It is essential for us to establish strong links and work in partnership with Mainstream/International/Complementary Schools, educators, the healthcare sector, non-profit organisations, community groups and other key agencies interested in bilingualism/multilingualism in London. Recent research has shown that bilinguals’ experience of dealing with two languages can have cognitive advantages in specific domains and that literacy skills and strategies learned in one language transfer to the other.
One of our key objectives is to bridge the gap between researchers and the wider London community by disseminating recent research findings, which highlight the cognitive, educational, and social advantages associated with the experience of acquiring two or more languages in childhood, including the importance of maintaining the child’s home language(s).
Meet Our Team
Froso Argyri's (UCL Institute of Education, Centre for Applied Linguistics & Psychology and Language Sciences) research focuses on the language development of children who are exposed to more than one language from birth or later on. She is investigating the role of various factors in bilingual/second language acquisition in children, e.g., How does age of first exposure to one or more languages affect language development? What is the role of the amount and quality of input bilingual/multilingual children receive in different contexts? She is also interested in the cognitive effects of bilingualism, the acquisition of literacy skills in two languages (biliteracy), the language development of bilingual children with developmental disorders, as well as in heritage/home language development and maintenance. Froso is a mother of two trilingual children acquiring Greek, Icelandic and English.
Dr Merle Mahon (UCL Psychology and Language Sciences) has expertise in the bilingual language development of children who have special educational needs (in particular, children who have hearing impairment). She has based much of her work in the London Boroughs of Newham, Tower Hamlets, Camden and Islington.
Li Wei holds a Chair in Applied Linguistics at the UCL Institute of Education. His research interests are in language development of bilingual and multilingual children, family language policy, and creativity and criticality of bilingual and multilingual language users.
|Kea Young is an Executive Officer in the Division of Psychology and Language Sciences. She is the Web Editior and Finance Administrator for UCL BiLingo. Kea is the mother of two children acquiring English and Japanese.|
Roberto Fillipi is the Director of the Multilanguage & Cognition Lab, part of the Centre for Language, Literacy and Numeracy: Research and Practice at UCL. His main research interest is on multiple language acquisition and cognitive development. Roberto's current research projects investigate the effects of multi-language acquisition on executive function, memory and metacognitive processing across the life span, using a convergence of methodologies, including Magnetic Resonance Imaging (MRI).
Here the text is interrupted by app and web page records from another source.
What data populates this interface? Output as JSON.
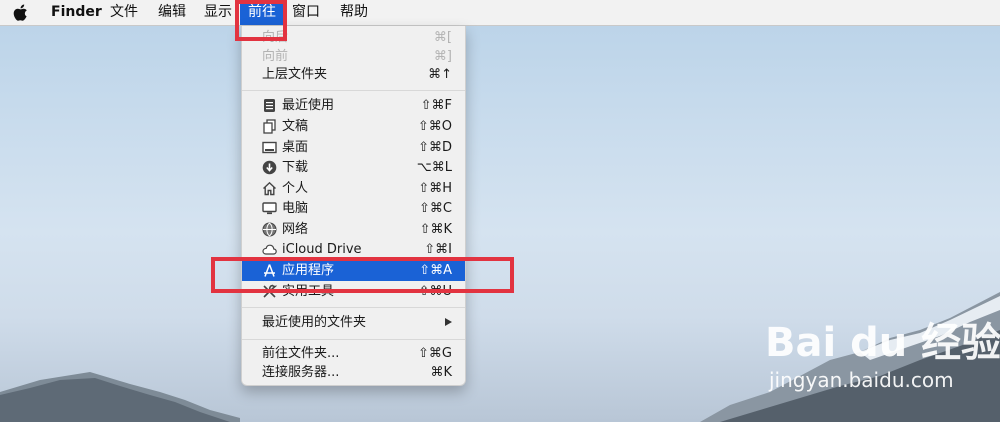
{
  "menubar": {
    "app": "Finder",
    "items": [
      "文件",
      "编辑",
      "显示",
      "前往",
      "窗口",
      "帮助"
    ]
  },
  "go_menu": {
    "back": {
      "label": "向后",
      "shortcut": "⌘["
    },
    "forward": {
      "label": "向前",
      "shortcut": "⌘]"
    },
    "enclosing": {
      "label": "上层文件夹",
      "shortcut": "⌘↑"
    },
    "places": [
      {
        "label": "最近使用",
        "shortcut": "⇧⌘F",
        "icon": "recents-icon"
      },
      {
        "label": "文稿",
        "shortcut": "⇧⌘O",
        "icon": "documents-icon"
      },
      {
        "label": "桌面",
        "shortcut": "⇧⌘D",
        "icon": "desktop-icon"
      },
      {
        "label": "下载",
        "shortcut": "⌥⌘L",
        "icon": "downloads-icon"
      },
      {
        "label": "个人",
        "shortcut": "⇧⌘H",
        "icon": "home-icon"
      },
      {
        "label": "电脑",
        "shortcut": "⇧⌘C",
        "icon": "computer-icon"
      },
      {
        "label": "网络",
        "shortcut": "⇧⌘K",
        "icon": "network-icon"
      },
      {
        "label": "iCloud Drive",
        "shortcut": "⇧⌘I",
        "icon": "icloud-icon"
      },
      {
        "label": "应用程序",
        "shortcut": "⇧⌘A",
        "icon": "applications-icon"
      },
      {
        "label": "实用工具",
        "shortcut": "⇧⌘U",
        "icon": "utilities-icon"
      }
    ],
    "recent_folders": {
      "label": "最近使用的文件夹"
    },
    "go_to_folder": {
      "label": "前往文件夹...",
      "shortcut": "⇧⌘G"
    },
    "connect_server": {
      "label": "连接服务器...",
      "shortcut": "⌘K"
    }
  },
  "watermark": {
    "brand": "Bai du 经验",
    "url": "jingyan.baidu.com"
  },
  "colors": {
    "selection": "#1a62d6",
    "highlight_annotation": "#e23340"
  }
}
Dina Mehmedbegovic currently works as a lecturer on a range of PGCE, MA and doctoral programmes at UCL Institute of Education, London. Her research focuses on attitudes to bilingualism/multilingualism, minority languages and positioning of languages in relation to dominance, political power and language disappearance. Her previous roles include: deputy director of the London Education Research Unit (2009 -11) and editor of the IOE publication the London Digest, with the brief of generating and sharing knowledge on key educational issues in London and global cities generally. She has also worked as a consultant for City of Westminster Local Authority and a teacher in inner London schools.
|Ana Pellicer-Sanchez is Senior Lecturer in Applied Linguistics and TESOL and the UCL Institute of Education. Her research focuses on second language acquisition, with particular interest in the development of vocabulary in a first and second language. Her current research examines the process of reading in a second language and its relation to vocabulary knowledge.|
Andrea Revesz is a Senior Lecturer in Applied Linguistics at the UCL Institute of Education. Her research interests lie in the areas of second language acquisition and second language instruction. In particular, she does research on the roles of pedagogic tasks, input and interaction, and individual differences in instructed second language development. She is also interested in the cognitive processes underlying second language writing, speaking and listening performance. Andrea is a mother of two bilingual children acquiring English and Hungarian.